How religion is being used to manipulate Egyptians
Religion in Egypt is no different from politics, business, media, or any other domain
Religions are meant to play a spiritual role in people’s lives; yet their power is being harnessed in the service of the Egyptian state, providing it with an additional “maneuvering tool” to frame and manipulate citizens. With the aim of supporting the state in its mission to control the society, large numbers of citizens (defined as religious figures) are, unfortunately, advocating for irreligious behavior.
The Egyptian state claims to be working on promoting a “devout society”, but actually it is expanding and strengthening the role played by religion in ordinary people’s lives in order to eventually use it as a tool to control society. Religion in Egypt is no different from politics, business, media, or any other domain; they all function as diverse arms and processes servicing the state’s policies. Obviously, this comes at the cost of distancing Egyptians from observing and abiding by the true values of their respective religions.
The Egyptian state essentially controls the entire dynamics of the two dominant religions in Egypt i.e., Islam and Christianity. Overall, Muslim and Christian religious institutions operate freely in the handling of their internal issues. However, when either institution comes into conflict with the state’s ruling mechanism, the Egyptian state clearly has the upper hand in deciding the issue; both institutions must comply with the state’s decisions fully – even if its position goes against the core principles of either religion.
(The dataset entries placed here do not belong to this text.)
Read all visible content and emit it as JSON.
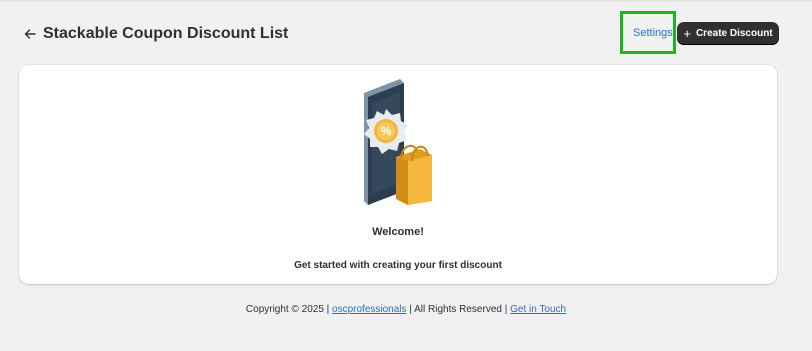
{
  "header": {
    "title": "Stackable Coupon Discount List",
    "settings_label": "Settings",
    "create_label": "Create Discount",
    "create_icon": "+"
  },
  "card": {
    "illustration_icon": "coupon-phone-shopping-bag-icon",
    "badge_symbol": "%",
    "welcome": "Welcome!",
    "subtext": "Get started with creating your first discount"
  },
  "footer": {
    "prefix": "Copyright © 2025 |",
    "company_link": "oscprofessionals",
    "middle": "| All Rights Reserved |",
    "contact_link": "Get in Touch"
  },
  "colors": {
    "accent_highlight": "#1fb31f",
    "link": "#2c6ecb",
    "primary_button": "#303030",
    "phone": "#2b3f4f",
    "bag": "#f5b73b"
  }
}
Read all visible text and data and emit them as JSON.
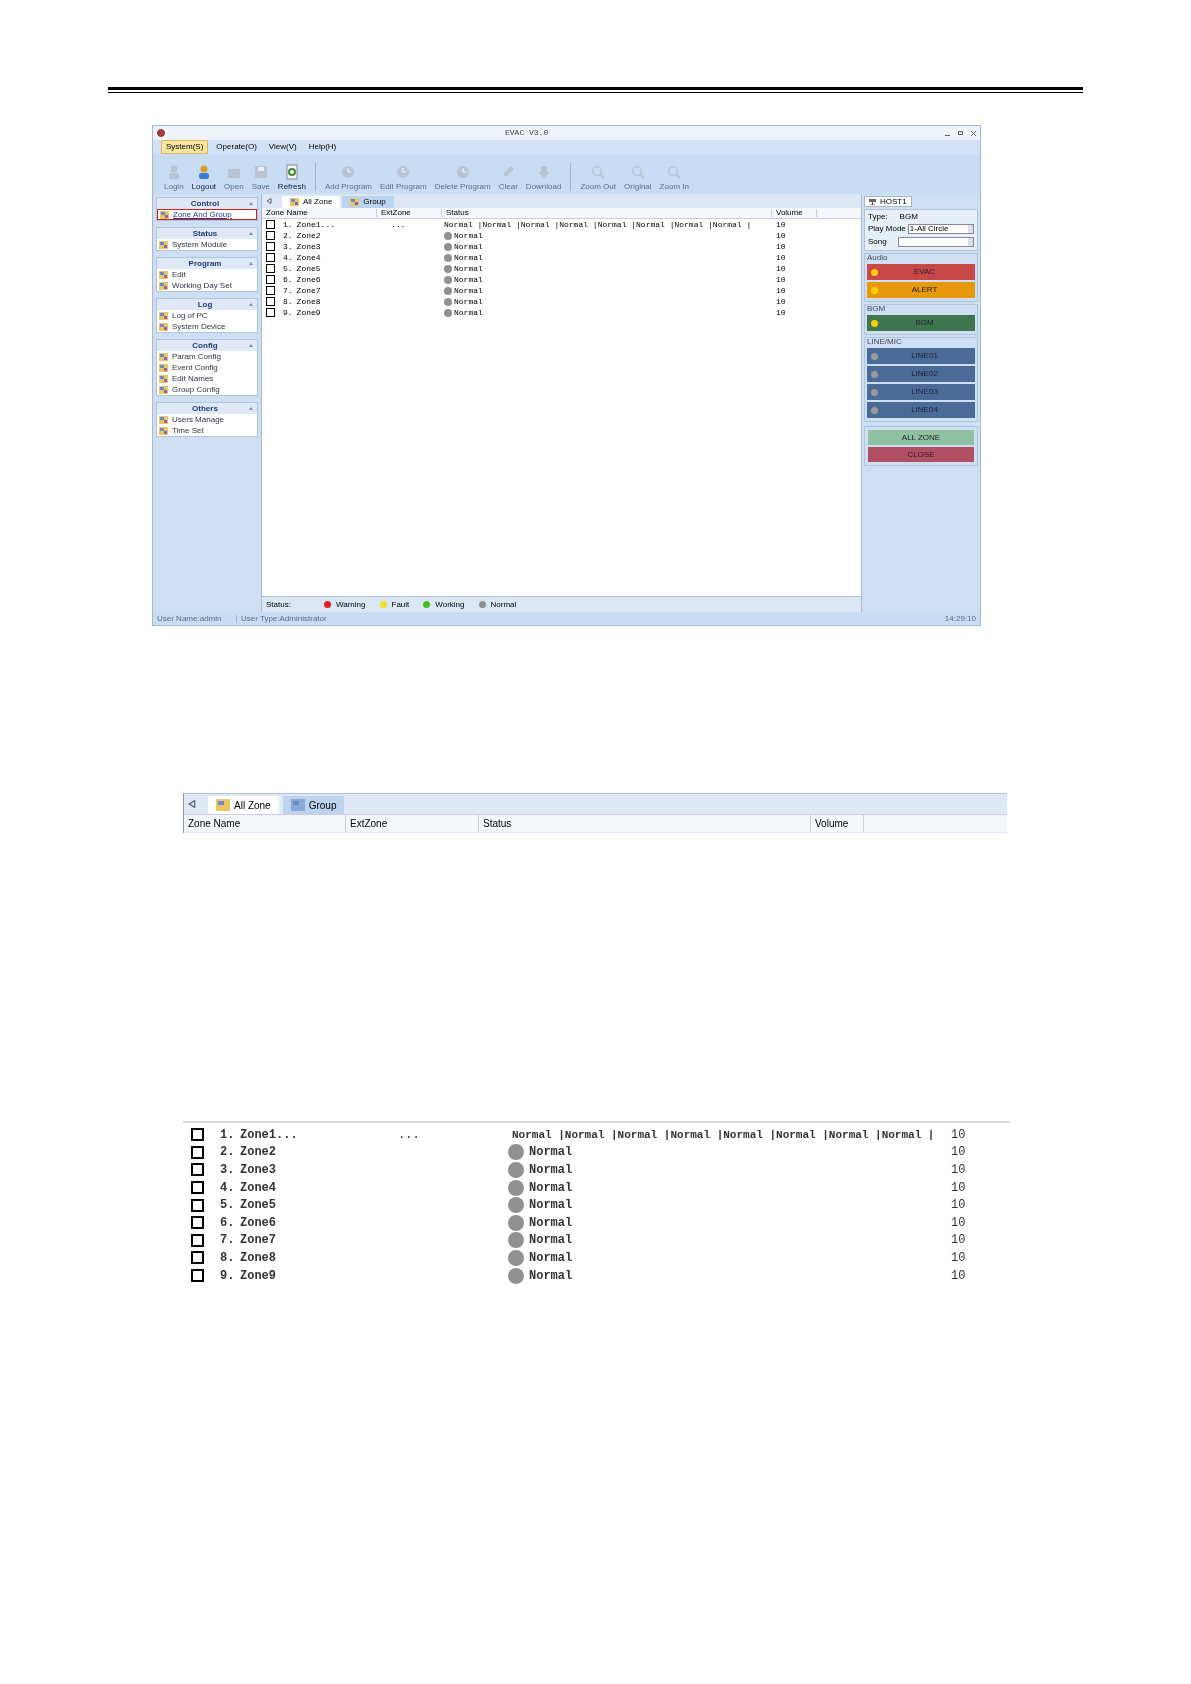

The Egyptian state regulates the mosques. It privileges preachers who are loyal to the state by allowing them to dominate the larger mosques and the Egyptian media and to preach freely – as long as they support the state and praise the ruler. Whereas preachers who don’t abide by the “rules of the game” are barred from preaching and distanced from their followers.
Penalizing Egyptians who eat in public during Ramadan is not meant to force Muslim society into becoming more righteous by imposing the fast; the point is to demonstrate to the entire Egyptian society that the state continues to maintain its iron grip.
The Egyptian state claims to be working on promoting a “devout society”, but actually it is expanding and strengthening the role played by religion in ordinary people’s lives in order to eventually use it as a tool to control societyMohammed Nosseir
Message to the minorities
The Egyptian state tends to be lenient in its application of criminal law provisions when Muslim extremists attack the homes and businesses of the Christian minority. This is not due to any state discrimination against Christians; sadly, by pleasing large numbers of illiterate Muslims at the expense of the minority, the state aims to inflate the power of the “majority”, giving it a sense of superiority in society.
By surrounding churches with cement blocks, the state is sending a message to Egyptian Copts: that they are under constant threat from extremists and terrorists and should thus value the protection provided them by the state – and tone down their demands regarding the building of new churches.
By rights, the well-known Egyptian scholars recently convicted for expressing relatively more liberal opinions on a number of debatable Islamic issues should be perceived as catalysts attempting to confront extremists by modernizing the basic understanding of Islam. Nonetheless, the state works on prosecuting them – because they ventured into an area that falls under its full control, where liberal newcomers are not welcome. In short, the state does not want religious issues to be subject to citizens’ debates and initiatives.
Western scholars who study Islam often point to certain articles that stimulate and incite Muslims against non-Muslims. They are viewing these articles outside of their proper context; what matters here is that the vast majority of Muslims are not able to understand and digest such articles, which are manipulated by the state (either by inciting or by suppressing Muslims) in order to serve its own purpose.
For example, some Islamic religious articles served to stimulate Egyptians against Israel in wartime while others were intended to encourage reconciliation with the enemy after the peace treaty was signed.
The Egyptian state does not want to leave the interpretation of religions to ordinary illiterate Egyptians! Misguided by erroneous religious interpretations, millions of illiterate Egyptians could easily be driven to commit crimes.
On the other hand, manipulating religion to serve the state’s policies and to flatter the ruler is prompting millions of Egyptians to develop their own understanding of religion, one that is equally far-removed from the true values of their faith. Regrettably, non-abidance by either religious values or the rule of law has bred an immature and intolerant society.
Mohammed Nosseir is an Egyptian liberal politician who advocates for advancing liberalism, political participation, and economic freedom. Mohammed was member of the higher committee at the Democratic Front Party from 2007 to 2012, and then member of the political bureau of the Free Egyptian Party till mid-2013. Mohammed advocates for his work through providing the Egyptian government with a number of schemes to better reform its government institutes, as well as he is a regular contributor to various Egyptian newspapers. Mohammed also has extensive experience in the private sector, working with a number of international companies assisting them in expanding their businesses in the Middle East. Mohammed graduated from Faculty of Commerce, Ain Shams University, Cairo (1986); he participated at Aspen Seminar on Leadership, Values and Good Society (2011), Eisenhower Fellow, Multi-National Program (2009) and Stanford Fellow for Democracy, Development & Rule of Law (2008).